> _INPUT DATA_:
═══
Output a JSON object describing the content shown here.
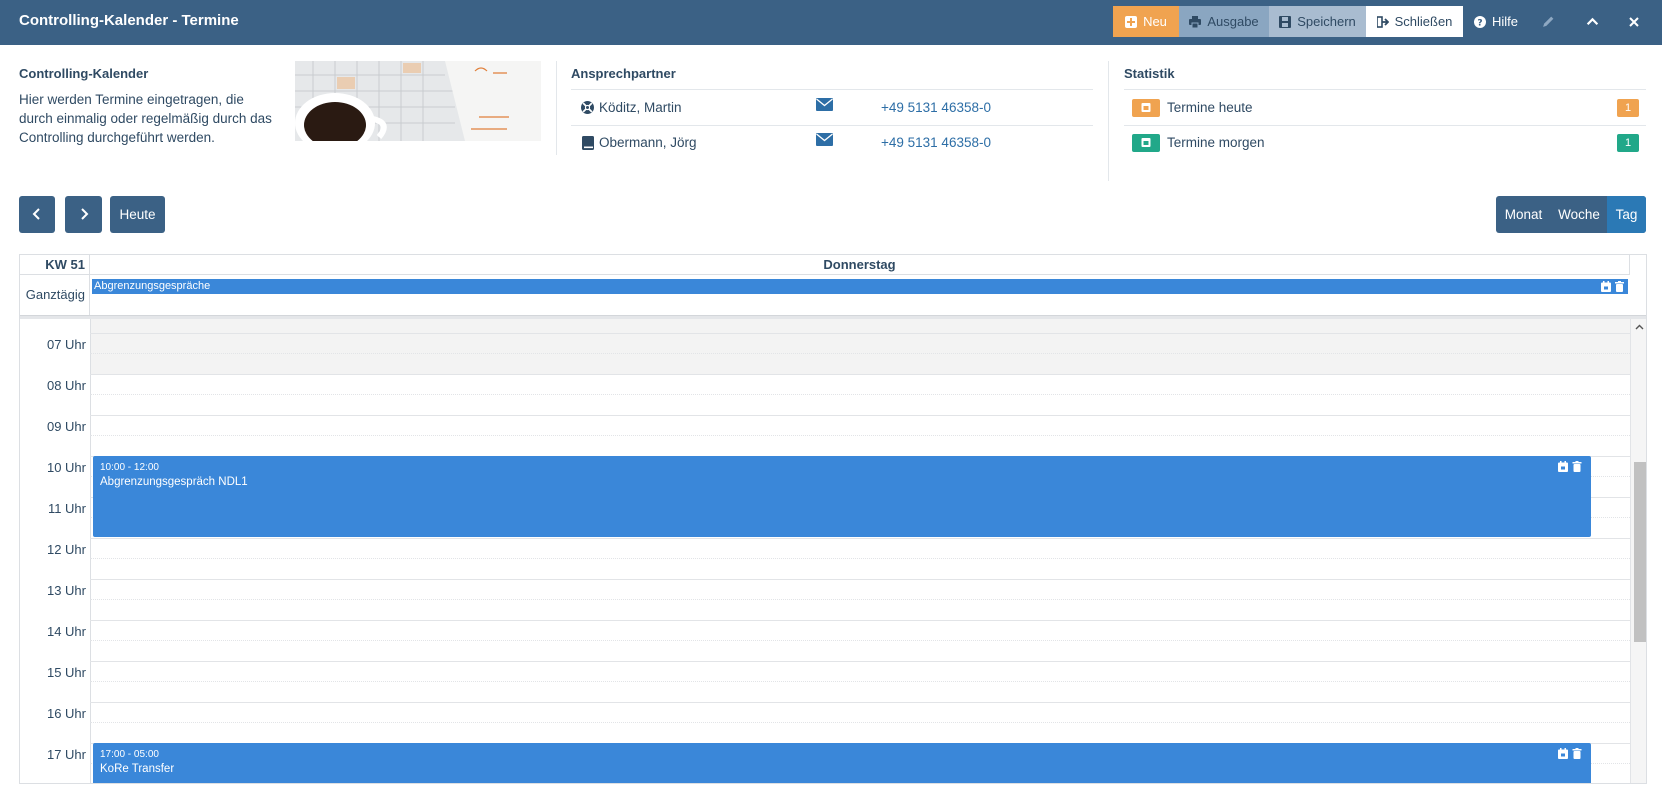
{
  "header": {
    "title": "Controlling-Kalender - Termine",
    "buttons": {
      "neu": "Neu",
      "ausgabe": "Ausgabe",
      "speichern": "Speichern",
      "schliessen": "Schließen",
      "hilfe": "Hilfe"
    }
  },
  "info": {
    "title": "Controlling-Kalender",
    "text": "Hier werden Termine eingetragen, die durch einmalig oder regelmäßig durch das Controlling durchgeführt werden."
  },
  "contacts": {
    "title": "Ansprechpartner",
    "items": [
      {
        "name": "Köditz, Martin",
        "phone": "+49 5131 46358-0"
      },
      {
        "name": "Obermann, Jörg",
        "phone": "+49 5131 46358-0"
      }
    ]
  },
  "stats": {
    "title": "Statistik",
    "items": [
      {
        "label": "Termine heute",
        "count": "1",
        "color": "#f0a350"
      },
      {
        "label": "Termine morgen",
        "count": "1",
        "color": "#21a889"
      }
    ]
  },
  "nav": {
    "prev": "‹",
    "next": "›",
    "today": "Heute",
    "views": {
      "month": "Monat",
      "week": "Woche",
      "day": "Tag"
    }
  },
  "calendar": {
    "week": "KW 51",
    "day": "Donnerstag",
    "allday_label": "Ganztägig",
    "allday_event": "Abgrenzungsgespräche",
    "hours": [
      "07 Uhr",
      "08 Uhr",
      "09 Uhr",
      "10 Uhr",
      "11 Uhr",
      "12 Uhr",
      "13 Uhr",
      "14 Uhr",
      "15 Uhr",
      "16 Uhr",
      "17 Uhr"
    ],
    "events": [
      {
        "time": "10:00 - 12:00",
        "title": "Abgrenzungsgespräch NDL1"
      },
      {
        "time": "17:00 - 05:00",
        "title": "KoRe Transfer"
      }
    ]
  },
  "colors": {
    "header": "#3b6185",
    "accent_orange": "#f0a350",
    "accent_green": "#21a889",
    "event_blue": "#3a87d9",
    "view_active": "#2b79b5"
  }
}
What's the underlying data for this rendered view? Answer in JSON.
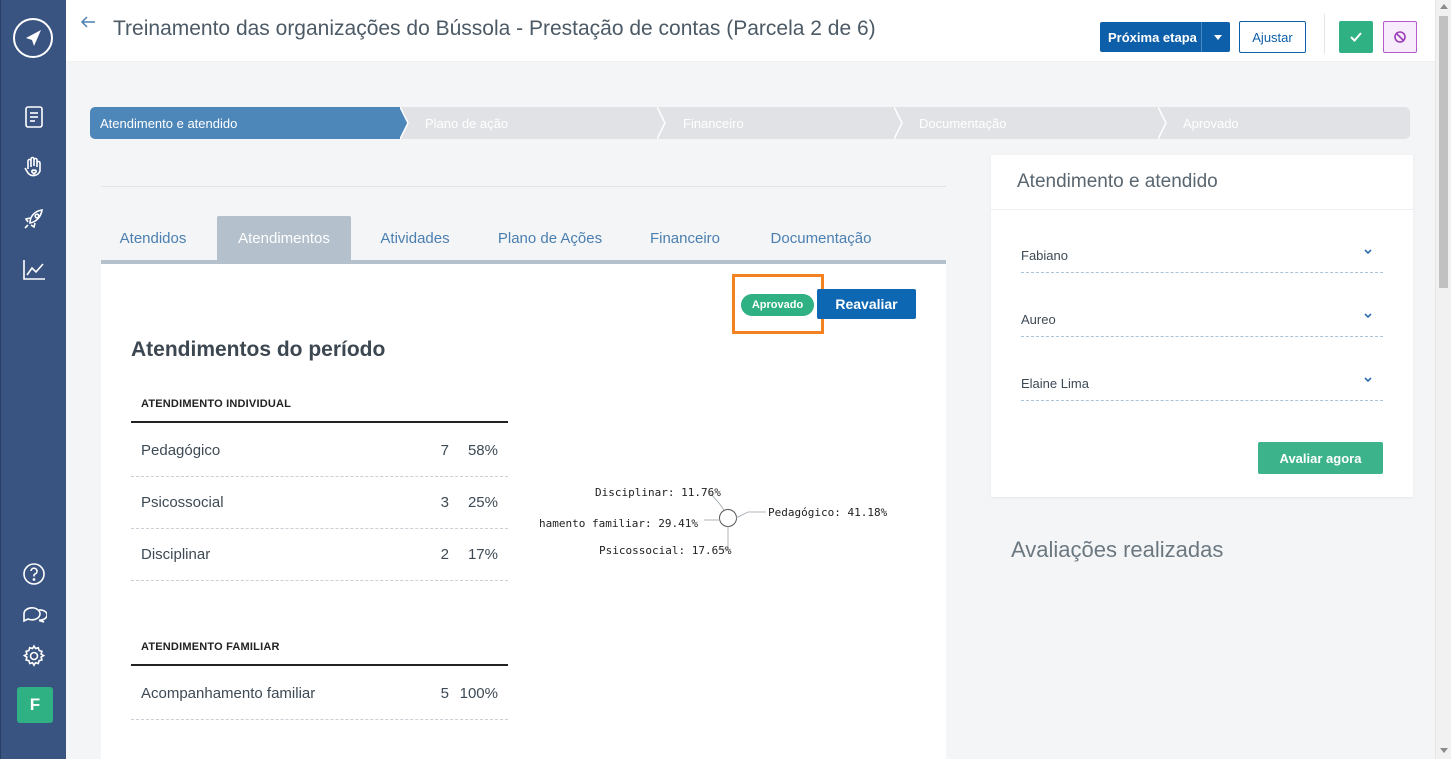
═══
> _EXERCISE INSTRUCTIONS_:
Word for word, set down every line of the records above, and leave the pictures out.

> _TASK OUTPUT_:
Output a JSON object describing the content shown here.
{
  "header": {
    "title": "Controlling-Kalender - Termine",
    "buttons": {
      "neu": "Neu",
      "ausgabe": "Ausgabe",
      "speichern": "Speichern",
      "schliessen": "Schließen",
      "hilfe": "Hilfe"
    }
  },
  "info": {
    "title": "Controlling-Kalender",
    "text": "Hier werden Termine eingetragen, die durch einmalig oder regelmäßig durch das Controlling durchgeführt werden."
  },
  "contacts": {
    "title": "Ansprechpartner",
    "items": [
      {
        "name": "Köditz, Martin",
        "phone": "+49 5131 46358-0"
      },
      {
        "name": "Obermann, Jörg",
        "phone": "+49 5131 46358-0"
      }
    ]
  },
  "stats": {
    "title": "Statistik",
    "items": [
      {
        "label": "Termine heute",
        "count": "1",
        "color": "#f0a350"
      },
      {
        "label": "Termine morgen",
        "count": "1",
        "color": "#21a889"
      }
    ]
  },
  "nav": {
    "prev": "‹",
    "next": "›",
    "today": "Heute",
    "views": {
      "month": "Monat",
      "week": "Woche",
      "day": "Tag"
    }
  },
  "calendar": {
    "week": "KW 51",
    "day": "Donnerstag",
    "allday_label": "Ganztägig",
    "allday_event": "Abgrenzungsgespräche",
    "hours": [
      "07 Uhr",
      "08 Uhr",
      "09 Uhr",
      "10 Uhr",
      "11 Uhr",
      "12 Uhr",
      "13 Uhr",
      "14 Uhr",
      "15 Uhr",
      "16 Uhr",
      "17 Uhr"
    ],
    "events": [
      {
        "time": "10:00 - 12:00",
        "title": "Abgrenzungsgespräch NDL1"
      },
      {
        "time": "17:00 - 05:00",
        "title": "KoRe Transfer"
      }
    ]
  },
  "colors": {
    "header": "#3b6185",
    "accent_orange": "#f0a350",
    "accent_green": "#21a889",
    "event_blue": "#3a87d9",
    "view_active": "#2b79b5"
  }
}
What's the underlying data for this rendered view? Answer in JSON.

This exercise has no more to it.